── Data to examine ──

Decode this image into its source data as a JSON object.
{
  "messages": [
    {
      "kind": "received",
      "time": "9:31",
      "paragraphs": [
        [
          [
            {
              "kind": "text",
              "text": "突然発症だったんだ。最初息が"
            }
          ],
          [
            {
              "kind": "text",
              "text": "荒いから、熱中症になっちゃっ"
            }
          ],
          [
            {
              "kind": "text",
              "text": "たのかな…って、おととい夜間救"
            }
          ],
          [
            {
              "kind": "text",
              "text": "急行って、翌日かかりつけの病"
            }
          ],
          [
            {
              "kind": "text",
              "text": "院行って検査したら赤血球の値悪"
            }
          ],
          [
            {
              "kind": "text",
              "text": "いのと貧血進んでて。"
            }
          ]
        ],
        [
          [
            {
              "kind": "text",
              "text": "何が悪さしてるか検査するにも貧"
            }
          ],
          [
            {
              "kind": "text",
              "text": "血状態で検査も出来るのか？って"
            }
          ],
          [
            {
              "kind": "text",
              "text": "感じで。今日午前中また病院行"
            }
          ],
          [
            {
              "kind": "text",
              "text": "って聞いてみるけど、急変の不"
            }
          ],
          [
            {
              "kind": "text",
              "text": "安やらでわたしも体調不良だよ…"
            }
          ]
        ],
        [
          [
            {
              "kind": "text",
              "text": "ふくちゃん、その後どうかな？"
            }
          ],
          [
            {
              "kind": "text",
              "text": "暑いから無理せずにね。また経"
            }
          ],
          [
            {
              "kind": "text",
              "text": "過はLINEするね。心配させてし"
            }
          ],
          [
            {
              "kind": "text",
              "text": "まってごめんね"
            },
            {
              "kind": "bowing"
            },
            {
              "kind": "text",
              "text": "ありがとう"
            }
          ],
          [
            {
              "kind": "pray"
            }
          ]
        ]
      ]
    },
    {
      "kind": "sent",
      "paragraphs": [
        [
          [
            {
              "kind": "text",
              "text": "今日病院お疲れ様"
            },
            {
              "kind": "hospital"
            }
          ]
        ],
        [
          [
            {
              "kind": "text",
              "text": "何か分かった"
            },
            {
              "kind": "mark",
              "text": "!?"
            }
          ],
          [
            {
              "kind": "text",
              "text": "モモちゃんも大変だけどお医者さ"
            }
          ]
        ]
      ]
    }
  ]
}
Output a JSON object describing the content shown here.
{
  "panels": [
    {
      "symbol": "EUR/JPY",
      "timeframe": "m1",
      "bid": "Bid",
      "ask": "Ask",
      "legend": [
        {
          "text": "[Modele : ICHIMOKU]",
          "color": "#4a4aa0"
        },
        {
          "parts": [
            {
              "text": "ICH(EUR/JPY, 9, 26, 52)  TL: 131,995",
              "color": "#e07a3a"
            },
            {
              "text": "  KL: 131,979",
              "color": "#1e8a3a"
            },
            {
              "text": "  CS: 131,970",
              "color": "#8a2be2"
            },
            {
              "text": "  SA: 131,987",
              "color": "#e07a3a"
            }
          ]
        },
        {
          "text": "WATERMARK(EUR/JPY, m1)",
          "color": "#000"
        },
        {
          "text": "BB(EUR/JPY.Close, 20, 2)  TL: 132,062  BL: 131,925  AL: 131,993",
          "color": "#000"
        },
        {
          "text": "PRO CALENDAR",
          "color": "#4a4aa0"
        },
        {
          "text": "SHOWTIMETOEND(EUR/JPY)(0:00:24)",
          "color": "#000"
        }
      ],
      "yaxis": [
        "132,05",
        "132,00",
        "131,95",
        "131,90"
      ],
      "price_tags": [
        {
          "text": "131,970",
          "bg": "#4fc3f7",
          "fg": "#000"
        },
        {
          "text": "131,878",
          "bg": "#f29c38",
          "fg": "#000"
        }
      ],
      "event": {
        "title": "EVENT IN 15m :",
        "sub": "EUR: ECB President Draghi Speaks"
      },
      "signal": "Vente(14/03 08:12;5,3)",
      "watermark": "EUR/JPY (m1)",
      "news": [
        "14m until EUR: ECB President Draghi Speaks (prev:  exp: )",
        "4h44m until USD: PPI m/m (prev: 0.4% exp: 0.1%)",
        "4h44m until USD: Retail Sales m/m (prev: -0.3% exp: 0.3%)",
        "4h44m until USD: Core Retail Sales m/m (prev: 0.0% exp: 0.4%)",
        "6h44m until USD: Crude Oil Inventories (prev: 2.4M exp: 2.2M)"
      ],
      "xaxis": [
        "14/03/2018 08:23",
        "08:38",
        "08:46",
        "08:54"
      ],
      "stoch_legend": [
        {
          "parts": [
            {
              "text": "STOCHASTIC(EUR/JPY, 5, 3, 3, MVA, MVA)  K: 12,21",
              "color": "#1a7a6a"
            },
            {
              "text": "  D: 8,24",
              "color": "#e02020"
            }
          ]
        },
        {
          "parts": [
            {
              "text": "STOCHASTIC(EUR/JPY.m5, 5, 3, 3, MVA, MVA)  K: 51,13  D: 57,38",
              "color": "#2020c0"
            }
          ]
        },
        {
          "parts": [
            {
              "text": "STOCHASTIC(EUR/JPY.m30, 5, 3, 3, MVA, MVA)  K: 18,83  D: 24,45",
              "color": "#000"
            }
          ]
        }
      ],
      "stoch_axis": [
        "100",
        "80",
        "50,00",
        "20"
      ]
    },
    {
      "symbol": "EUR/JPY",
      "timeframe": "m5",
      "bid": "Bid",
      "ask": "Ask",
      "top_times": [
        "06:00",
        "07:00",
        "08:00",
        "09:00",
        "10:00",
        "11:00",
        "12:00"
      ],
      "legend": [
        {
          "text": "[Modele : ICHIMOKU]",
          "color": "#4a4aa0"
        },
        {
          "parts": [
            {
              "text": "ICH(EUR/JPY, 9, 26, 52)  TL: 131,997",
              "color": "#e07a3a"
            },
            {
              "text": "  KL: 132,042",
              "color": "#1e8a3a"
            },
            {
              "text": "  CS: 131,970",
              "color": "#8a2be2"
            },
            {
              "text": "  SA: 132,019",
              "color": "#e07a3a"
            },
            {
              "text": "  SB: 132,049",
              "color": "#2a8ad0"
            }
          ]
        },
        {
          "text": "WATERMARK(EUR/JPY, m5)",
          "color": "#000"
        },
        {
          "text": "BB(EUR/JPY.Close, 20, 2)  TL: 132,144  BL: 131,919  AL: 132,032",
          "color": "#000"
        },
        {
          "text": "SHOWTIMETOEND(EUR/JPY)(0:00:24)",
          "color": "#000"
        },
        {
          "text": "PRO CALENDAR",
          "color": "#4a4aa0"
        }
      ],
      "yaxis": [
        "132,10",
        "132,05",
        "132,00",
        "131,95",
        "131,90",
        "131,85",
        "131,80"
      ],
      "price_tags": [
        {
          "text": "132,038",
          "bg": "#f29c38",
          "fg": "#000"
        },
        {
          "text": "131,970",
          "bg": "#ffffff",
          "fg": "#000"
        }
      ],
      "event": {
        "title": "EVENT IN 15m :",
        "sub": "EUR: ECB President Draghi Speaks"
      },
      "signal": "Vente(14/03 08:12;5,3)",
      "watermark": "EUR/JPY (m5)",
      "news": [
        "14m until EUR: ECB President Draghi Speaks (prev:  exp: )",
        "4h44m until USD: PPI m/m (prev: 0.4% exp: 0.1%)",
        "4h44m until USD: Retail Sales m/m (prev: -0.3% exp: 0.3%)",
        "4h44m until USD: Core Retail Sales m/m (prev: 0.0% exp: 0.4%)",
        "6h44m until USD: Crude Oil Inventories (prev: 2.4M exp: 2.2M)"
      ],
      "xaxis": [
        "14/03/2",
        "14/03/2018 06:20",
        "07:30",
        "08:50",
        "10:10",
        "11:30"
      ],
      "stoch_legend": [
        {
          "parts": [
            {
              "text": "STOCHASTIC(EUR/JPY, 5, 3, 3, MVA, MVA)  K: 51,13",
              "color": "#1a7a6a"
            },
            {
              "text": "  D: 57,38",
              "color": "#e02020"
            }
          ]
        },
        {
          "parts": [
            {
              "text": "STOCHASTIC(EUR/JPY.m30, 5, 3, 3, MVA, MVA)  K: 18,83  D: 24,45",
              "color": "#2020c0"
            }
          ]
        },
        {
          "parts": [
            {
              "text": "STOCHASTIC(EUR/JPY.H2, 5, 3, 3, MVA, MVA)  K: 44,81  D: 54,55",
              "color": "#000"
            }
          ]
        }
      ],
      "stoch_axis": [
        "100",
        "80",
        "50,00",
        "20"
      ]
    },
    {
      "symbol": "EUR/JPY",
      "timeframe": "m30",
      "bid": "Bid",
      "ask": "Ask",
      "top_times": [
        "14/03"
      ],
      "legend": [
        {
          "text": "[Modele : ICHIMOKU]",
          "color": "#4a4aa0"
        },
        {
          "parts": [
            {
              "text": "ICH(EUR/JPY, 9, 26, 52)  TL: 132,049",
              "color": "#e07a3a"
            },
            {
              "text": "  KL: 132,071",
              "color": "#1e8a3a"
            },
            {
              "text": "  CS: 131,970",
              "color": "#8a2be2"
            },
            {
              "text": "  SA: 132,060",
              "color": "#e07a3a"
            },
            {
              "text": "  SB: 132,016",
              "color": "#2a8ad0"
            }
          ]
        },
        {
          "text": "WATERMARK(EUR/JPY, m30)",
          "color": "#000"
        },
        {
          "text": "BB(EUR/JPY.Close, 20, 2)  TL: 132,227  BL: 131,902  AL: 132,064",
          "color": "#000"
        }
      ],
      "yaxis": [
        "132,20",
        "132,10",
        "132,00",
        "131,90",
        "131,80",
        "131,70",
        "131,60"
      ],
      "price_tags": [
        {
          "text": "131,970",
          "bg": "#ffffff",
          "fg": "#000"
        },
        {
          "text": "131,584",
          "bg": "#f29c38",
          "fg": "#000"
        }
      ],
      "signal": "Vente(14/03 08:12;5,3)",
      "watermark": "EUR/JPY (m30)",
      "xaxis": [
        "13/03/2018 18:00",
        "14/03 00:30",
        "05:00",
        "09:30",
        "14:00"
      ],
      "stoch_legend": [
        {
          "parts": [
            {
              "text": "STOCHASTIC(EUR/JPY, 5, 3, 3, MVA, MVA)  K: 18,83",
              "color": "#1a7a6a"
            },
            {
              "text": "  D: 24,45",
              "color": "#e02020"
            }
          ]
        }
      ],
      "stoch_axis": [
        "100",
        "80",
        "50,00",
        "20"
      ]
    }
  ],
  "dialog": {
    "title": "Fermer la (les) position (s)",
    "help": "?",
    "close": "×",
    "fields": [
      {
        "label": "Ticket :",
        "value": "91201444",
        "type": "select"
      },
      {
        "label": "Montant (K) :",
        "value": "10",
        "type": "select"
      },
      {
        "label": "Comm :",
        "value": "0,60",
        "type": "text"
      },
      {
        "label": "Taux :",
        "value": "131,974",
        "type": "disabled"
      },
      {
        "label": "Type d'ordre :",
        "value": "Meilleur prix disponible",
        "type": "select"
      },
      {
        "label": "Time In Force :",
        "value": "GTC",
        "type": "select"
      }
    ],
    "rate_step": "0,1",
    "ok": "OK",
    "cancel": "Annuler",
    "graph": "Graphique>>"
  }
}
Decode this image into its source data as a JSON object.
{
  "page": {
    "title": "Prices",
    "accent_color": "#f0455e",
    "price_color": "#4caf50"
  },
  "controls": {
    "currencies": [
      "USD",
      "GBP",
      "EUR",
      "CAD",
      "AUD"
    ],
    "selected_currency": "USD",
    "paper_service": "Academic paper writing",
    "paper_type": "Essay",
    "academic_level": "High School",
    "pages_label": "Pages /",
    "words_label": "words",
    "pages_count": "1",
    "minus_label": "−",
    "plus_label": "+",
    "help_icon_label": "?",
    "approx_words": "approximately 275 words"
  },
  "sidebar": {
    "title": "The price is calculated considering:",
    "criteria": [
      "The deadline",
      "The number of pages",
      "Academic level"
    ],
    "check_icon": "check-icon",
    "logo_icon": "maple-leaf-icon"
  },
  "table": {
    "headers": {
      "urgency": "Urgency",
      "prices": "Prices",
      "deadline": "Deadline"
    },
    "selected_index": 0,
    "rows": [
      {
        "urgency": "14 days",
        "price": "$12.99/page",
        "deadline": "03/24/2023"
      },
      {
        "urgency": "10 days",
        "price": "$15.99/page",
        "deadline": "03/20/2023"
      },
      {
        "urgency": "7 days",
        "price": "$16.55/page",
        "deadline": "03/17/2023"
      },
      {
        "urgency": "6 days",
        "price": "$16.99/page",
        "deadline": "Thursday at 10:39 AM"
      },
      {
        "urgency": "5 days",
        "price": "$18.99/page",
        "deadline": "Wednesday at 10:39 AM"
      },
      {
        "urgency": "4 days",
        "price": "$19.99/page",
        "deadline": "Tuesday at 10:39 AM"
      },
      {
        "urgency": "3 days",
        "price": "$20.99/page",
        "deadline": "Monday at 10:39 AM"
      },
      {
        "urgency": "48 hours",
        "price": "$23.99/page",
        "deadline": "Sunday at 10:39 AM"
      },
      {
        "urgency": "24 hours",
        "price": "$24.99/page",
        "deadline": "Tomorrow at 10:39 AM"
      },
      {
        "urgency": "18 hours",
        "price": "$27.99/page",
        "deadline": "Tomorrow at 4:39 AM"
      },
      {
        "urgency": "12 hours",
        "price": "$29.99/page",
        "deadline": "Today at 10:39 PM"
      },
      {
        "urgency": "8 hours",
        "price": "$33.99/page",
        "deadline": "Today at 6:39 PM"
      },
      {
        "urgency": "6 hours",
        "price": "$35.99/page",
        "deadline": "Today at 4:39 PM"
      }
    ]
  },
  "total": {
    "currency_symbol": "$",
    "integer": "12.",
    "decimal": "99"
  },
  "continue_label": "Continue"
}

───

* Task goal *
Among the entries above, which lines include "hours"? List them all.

* Exercise solution *
        "urgency": "48 hours",
        "urgency": "24 hours",
        "urgency": "18 hours",
        "urgency": "12 hours",
        "urgency": "8 hours",
        "urgency": "6 hours",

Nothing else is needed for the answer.